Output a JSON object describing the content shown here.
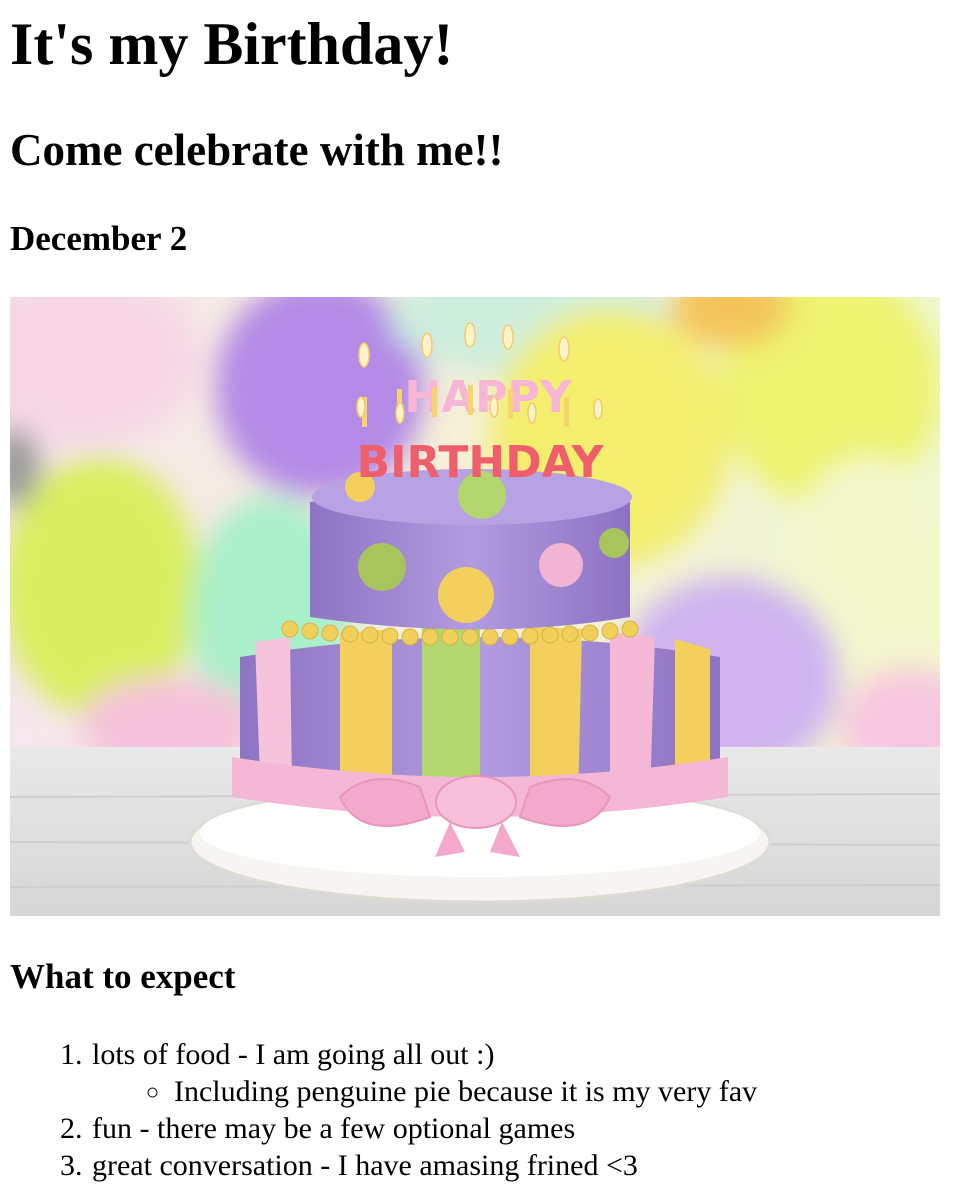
{
  "heading": "It's my Birthday!",
  "subheading": "Come celebrate with me!!",
  "date": "December 2",
  "hero_image": {
    "name": "birthday-cake-photo",
    "topper_line1": "HAPPY",
    "topper_line2": "BIRTHDAY"
  },
  "expect_heading": "What to expect",
  "expect_items": [
    "lots of food - I am going all out :)",
    "fun - there may be a few optional games",
    "great conversation - I have amasing frined <3"
  ],
  "expect_subitem": "Including penguine pie because it is my very fav",
  "colors": {
    "cake_purple": "#a38ad0",
    "ribbon_pink": "#f4b8d6",
    "stripe_yellow": "#f3cf5e",
    "stripe_green": "#b3d66e",
    "balloon_yellow": "#f2f26e",
    "balloon_purple": "#b48ae6"
  }
}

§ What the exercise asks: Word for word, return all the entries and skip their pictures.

§ Response to the task:
Output a JSON object describing the content shown here.
{
  "heading": "It's my Birthday!",
  "subheading": "Come celebrate with me!!",
  "date": "December 2",
  "hero_image": {
    "name": "birthday-cake-photo",
    "topper_line1": "HAPPY",
    "topper_line2": "BIRTHDAY"
  },
  "expect_heading": "What to expect",
  "expect_items": [
    "lots of food - I am going all out :)",
    "fun - there may be a few optional games",
    "great conversation - I have amasing frined <3"
  ],
  "expect_subitem": "Including penguine pie because it is my very fav",
  "colors": {
    "cake_purple": "#a38ad0",
    "ribbon_pink": "#f4b8d6",
    "stripe_yellow": "#f3cf5e",
    "stripe_green": "#b3d66e",
    "balloon_yellow": "#f2f26e",
    "balloon_purple": "#b48ae6"
  }
}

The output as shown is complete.